Also on Haarlem's market square is the Town Hall, the site of the city's government since about 1100 (when William the Conqueror ruled England). While most of medieval Europe was ruled by kings, dukes, and barons, Haarlem has been largely self-governing since 1425.
The town drunk used to hang out on the bench in front of the Town Hall, where he'd expose himself to newlyweds coming down the stairs. The Dutch, rather than arrest the man, simply moved the bench. No bench, no problem.
Rising above the square is the impressive Grote Kerk (Great Church), one of the best-known landmarks in the Netherlands. Sit and gaze at the church, appreciating the same scene that Golden Age Dutch artists captured in oil paintings you'll see in Dutch museums.
The interior of the 16th-century church is dominated by Holland's greatest pipe organ. It's 100 feet high, with 5,000 pipes and a sound that impressed both Handel and Mozart. During the summer months, the church hosts free concerts.
Another of Haarlem's gems is the Frans Hals Museum, a tribute to the hometown artist who became the foremost Dutch portrait painter of the 17th-century Golden Age. This bold humanist painted everyday people in their warts-and-all glory. He was a forerunner of Impressionist brushwork, a master of composition, and an articulate visual spokesman for his generation. And this refreshing museum — located in a 17th-century almshouse — displays many of the masterful portrait painter's greatest works.
Across the street, the small Haarlem Museum offers a glimpse of old Haarlem. During the city's Golden Age four centuries ago, Haarlem was a thriving commercial center rivaling Amsterdam. Back then, the town was a port on the large Haarlemmer Lake, with the North Sea only about five miles away (threatened by floods, residents eventually diverted the lake into canals to preserve shipping business, and then pumped the remaining land dry). As well as being Holland's tulip capital, Haarlem was a manufacturing center producing wool, silk, lace, damask cloth, furniture, smoking pipes (along with cheap, locally grown tobacco), and mass quantities of beer. Haarlemmers were notorious consumers of beer. It was a popular breakfast drink, and the average person drank six pints a day.

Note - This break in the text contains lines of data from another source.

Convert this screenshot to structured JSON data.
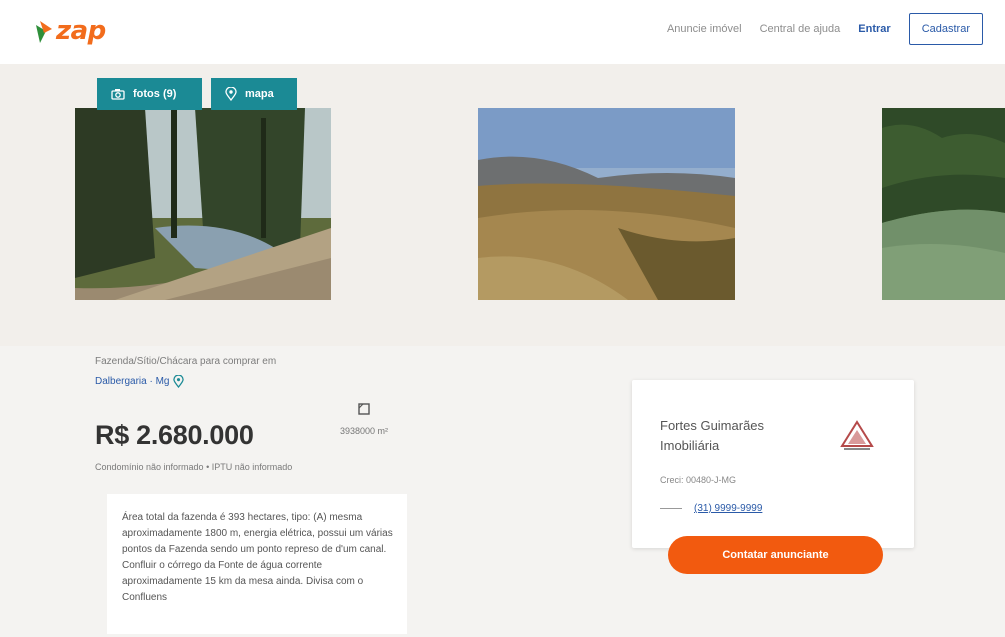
{
  "header": {
    "logo_text": "zap",
    "nav": [
      {
        "label": "Anuncie imóvel",
        "style": "muted"
      },
      {
        "label": "Central de ajuda",
        "style": "muted"
      },
      {
        "label": "Entrar",
        "style": "strong"
      },
      {
        "label": "Cadastrar",
        "style": "outline"
      }
    ],
    "brand_color": "#f26c1c",
    "link_color": "#2a5aa8"
  },
  "gallery": {
    "photos_button": "fotos (9)",
    "map_button": "mapa",
    "button_color": "#1b8a95",
    "photos": [
      "trees-road-photo",
      "field-hills-photo",
      "lake-forest-photo"
    ]
  },
  "listing": {
    "address_line1": "Fazenda/Sítio/Chácara para comprar em",
    "address_line2": "Dalbergaria · Mg",
    "price": "R$ 2.680.000",
    "area": "3938000 m²",
    "fees": "Condomínio não informado  •  IPTU não informado",
    "description": "Área total da fazenda é 393 hectares, tipo: (A) mesma aproximadamente 1800 m, energia elétrica, possui um várias pontos da Fazenda sendo um ponto represo de d'um canal. Confluir o córrego da Fonte de água corrente aproximadamente 15 km da mesa ainda. Divisa com o Confluens"
  },
  "agency": {
    "name": "Fortes Guimarães Imobiliária",
    "creci": "Creci: 00480-J-MG",
    "phone": "(31) 9999-9999",
    "contact_button": "Contatar anunciante",
    "button_color": "#f25a0f"
  }
}
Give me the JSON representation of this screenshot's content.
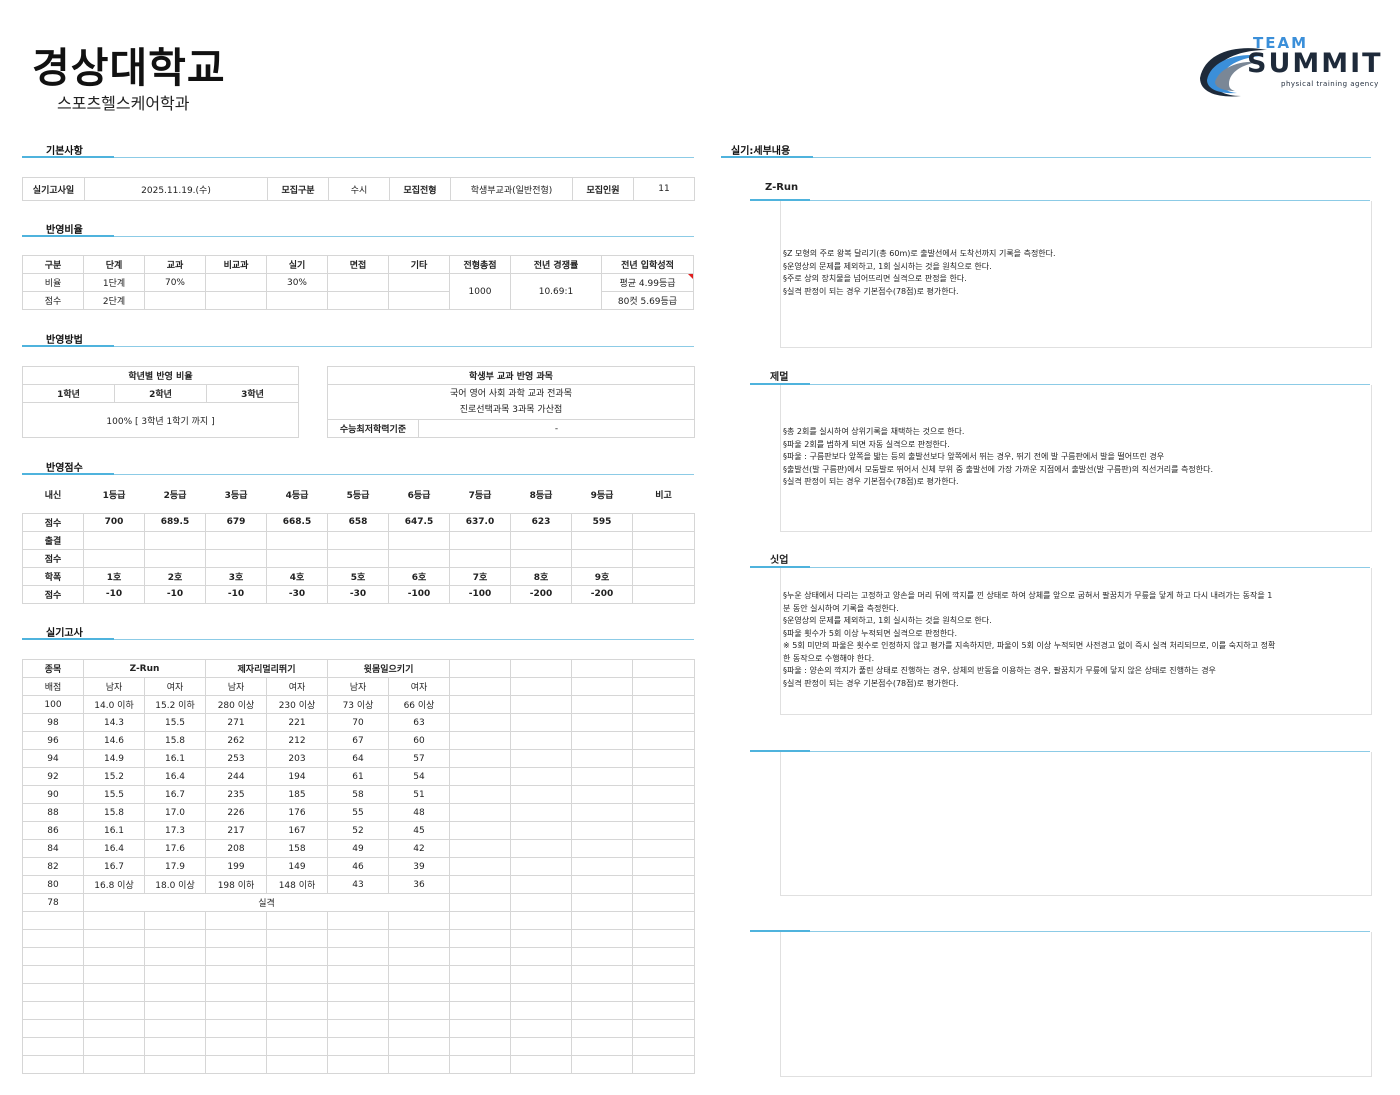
{
  "header": {
    "university": "경상대학교",
    "department": "스포츠헬스케어학과",
    "logo": {
      "top": "TEAM",
      "main": "SUMMIT",
      "tagline": "physical training agency"
    }
  },
  "basic": {
    "section_title": "기본사항",
    "cells": [
      "실기고사일",
      "2025.11.19.(수)",
      "모집구분",
      "수시",
      "모집전형",
      "학생부교과(일반전형)",
      "모집인원",
      "11"
    ]
  },
  "ratio": {
    "section_title": "반영비율",
    "headers": [
      "구분",
      "단계",
      "교과",
      "비교과",
      "실기",
      "면접",
      "기타",
      "전형총점",
      "전년 경쟁률",
      "전년 입학성적"
    ],
    "row1": [
      "비율",
      "1단계",
      "70%",
      "",
      "30%",
      "",
      ""
    ],
    "row2": [
      "점수",
      "2단계",
      "",
      "",
      "",
      "",
      ""
    ],
    "total": "1000",
    "competition": "10.69:1",
    "prev_scores": [
      "평균 4.99등급",
      "80컷 5.69등급"
    ]
  },
  "method": {
    "section_title": "반영방법",
    "grade_title": "학년별 반영 비율",
    "grade_headers": [
      "1학년",
      "2학년",
      "3학년"
    ],
    "grade_value": "100% [ 3학년 1학기 까지 ]",
    "subject_title": "학생부 교과 반영 과목",
    "subject_lines": [
      "국어 영어 사회 과학 교과 전과목",
      "진로선택과목 3과목 가산점"
    ],
    "csat_label": "수능최저학력기준",
    "csat_value": "-"
  },
  "score": {
    "section_title": "반영점수",
    "headers": [
      "내신",
      "1등급",
      "2등급",
      "3등급",
      "4등급",
      "5등급",
      "6등급",
      "7등급",
      "8등급",
      "9등급",
      "비고"
    ],
    "rows": [
      [
        "점수",
        "700",
        "689.5",
        "679",
        "668.5",
        "658",
        "647.5",
        "637.0",
        "623",
        "595",
        ""
      ],
      [
        "출결",
        "",
        "",
        "",
        "",
        "",
        "",
        "",
        "",
        "",
        ""
      ],
      [
        "점수",
        "",
        "",
        "",
        "",
        "",
        "",
        "",
        "",
        "",
        ""
      ],
      [
        "학폭",
        "1호",
        "2호",
        "3호",
        "4호",
        "5호",
        "6호",
        "7호",
        "8호",
        "9호",
        ""
      ],
      [
        "점수",
        "-10",
        "-10",
        "-10",
        "-30",
        "-30",
        "-100",
        "-100",
        "-200",
        "-200",
        ""
      ]
    ]
  },
  "practical": {
    "section_title": "실기고사",
    "head1": [
      "종목",
      "Z-Run",
      "제자리멀리뛰기",
      "윗몸일으키기"
    ],
    "head2": [
      "배점",
      "남자",
      "여자",
      "남자",
      "여자",
      "남자",
      "여자"
    ],
    "rows": [
      [
        "100",
        "14.0 이하",
        "15.2 이하",
        "280 이상",
        "230 이상",
        "73 이상",
        "66 이상"
      ],
      [
        "98",
        "14.3",
        "15.5",
        "271",
        "221",
        "70",
        "63"
      ],
      [
        "96",
        "14.6",
        "15.8",
        "262",
        "212",
        "67",
        "60"
      ],
      [
        "94",
        "14.9",
        "16.1",
        "253",
        "203",
        "64",
        "57"
      ],
      [
        "92",
        "15.2",
        "16.4",
        "244",
        "194",
        "61",
        "54"
      ],
      [
        "90",
        "15.5",
        "16.7",
        "235",
        "185",
        "58",
        "51"
      ],
      [
        "88",
        "15.8",
        "17.0",
        "226",
        "176",
        "55",
        "48"
      ],
      [
        "86",
        "16.1",
        "17.3",
        "217",
        "167",
        "52",
        "45"
      ],
      [
        "84",
        "16.4",
        "17.6",
        "208",
        "158",
        "49",
        "42"
      ],
      [
        "82",
        "16.7",
        "17.9",
        "199",
        "149",
        "46",
        "39"
      ],
      [
        "80",
        "16.8 이상",
        "18.0 이상",
        "198 이하",
        "148 이하",
        "43",
        "36"
      ]
    ],
    "fail_score": "78",
    "fail_label": "실격"
  },
  "details": {
    "section_title": "실기:세부내용",
    "items": [
      {
        "title": "Z-Run",
        "lines": [
          "§Z 모형의 주로 왕복 달리기(총 60m)로 출발선에서 도착선까지 기록을 측정한다.",
          "§운영상의 문제를 제외하고, 1회 실시하는 것을 원칙으로 한다.",
          "§주로 상의 장치물을 넘어뜨리면 실격으로 판정을 한다.",
          "§실격 판정이 되는 경우 기본점수(78점)로 평가한다."
        ]
      },
      {
        "title": "제멀",
        "lines": [
          "§총 2회를 실시하여 상위기록을 채택하는 것으로 한다.",
          "§파울 2회를 범하게 되면 자동 실격으로 판정한다.",
          "§파울 : 구름판보다 앞쪽을 밟는 등의 출발선보다 앞쪽에서 뛰는 경우, 뛰기 전에 발 구름판에서 발을 떨어뜨린 경우",
          "§출발선(발 구름판)에서 모둠발로 뛰어서 신체 부위 중 출발선에 가장 가까운 지점에서 출발선(발 구름판)의 직선거리를 측정한다.",
          "§실격 판정이 되는 경우 기본점수(78점)로 평가한다."
        ]
      },
      {
        "title": "싯업",
        "lines": [
          "§누운 상태에서 다리는 고정하고 양손을 머리 뒤에 깍지를 낀 상태로 하여 상체를 앞으로 굽혀서 팔꿈치가 무릎을 닿게 하고 다시 내려가는 동작을 1",
          "분 동안 실시하여 기록을 측정한다.",
          "§운영상의 문제를 제외하고, 1회 실시하는 것을 원칙으로 한다.",
          "§파울 횟수가 5회 이상 누적되면 실격으로 판정한다.",
          "※ 5회 미만의 파울은 횟수로 인정하지 않고 평가를 지속하지만, 파울이 5회 이상 누적되면 사전경고 없이 즉시 실격 처리되므로, 이를 숙지하고 정확",
          "한 동작으로 수행해야 한다.",
          "§파울 : 양손의 깍지가 풀린 상태로 진행하는 경우, 상체의 반동을 이용하는 경우, 팔꿈치가 무릎에 닿지 않은 상태로 진행하는 경우",
          "§실격 판정이 되는 경우 기본점수(78점)로 평가한다."
        ]
      }
    ]
  },
  "colors": {
    "accent_line": "#8ccbe6",
    "accent_mark": "#4fb3dd",
    "grid": "#d6d6d6",
    "logo_blue": "#3b8fd9",
    "logo_dark": "#1e2a3a"
  }
}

For a somber look at Haarlem history, visit the Corrie ten Boom House, where the Ten Boom family created a safe haven for Jews during World War II. This museum gives the other half of the Anne Frank story: the point of view of those who risked their lives to hide Dutch Jews during the Nazi occupation. Living above the family clock shop, Corrie and her sister Betsy, both in their 50s, and their elderly father built a secret room in the very back of their home off Corrie's tiny bedroom. They used the small hideaway to house six to seven Jews at a time.
In 1944, the Gestapo — tipped off that the family was harboring Jews — burst into the Ten Boom house. Finding a suspiciously high number of ration coupons, the Nazis arrested the family (but failed to find the six Jews in the hiding place, who later escaped). Corrie's father and sister died while in prison, but Corrie survived the Ravensbrück concentration camp to tell her story in inspirational 1971 book (and 1975 movie), The Hiding Place.
To sample more of Haarlem, take a scenic cruise through the canals, or wander through the city's little red light district two blocks off Grote Markt. Legal since the 1980s, it's a warm-up for the more brazen and boisterous experience that awaits in Amsterdam, just a short ride away by train.